You can also take Full-Length AP Art History Practice Tests. These are comprehensive exercises that ask you questions spanning the full range of concepts you’ll be expected to know for the exam. You may want to kick off your review by taking one of the complete practice tests, as the insights you’ll receive can help you to build a custom AP Art History study plan. The results page for the free comprehensive online tests includes the same helpful information you get from the concept-specific practice tests, but can also help you focus your study sessions by showing you which topics you’ve got down pat, and the topics on which you’ll want to spend some time. After you brush up on your skills with the other Learning Tools, return to the Full-Length AP Art History Practice Tests to see how your knowledge level is progressing.
With the knowledge of what you’re up against and Varsity Tutors’ variety of free AP Art History resources at your disposal, you can feel completely confident walking into AP Art History on the first day of class or walking into your AP Art History exam!
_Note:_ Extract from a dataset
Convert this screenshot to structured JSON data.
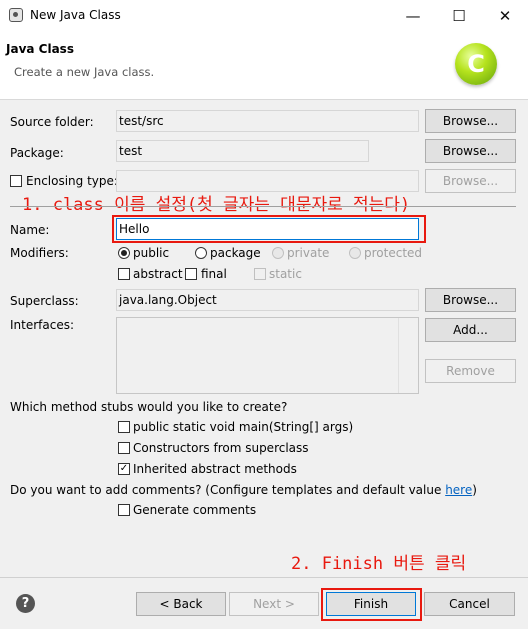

Our completely free AP Art History practice tests are the perfect way to brush up your skills. Take one of our many AP Art History practice tests for a run-through of commonly asked questions. You will receive incredibly detailed scoring results at the end of your AP Art History practice test to help you identify your strengths and weaknesses. Pick one of our AP Art History practice tests now and begin!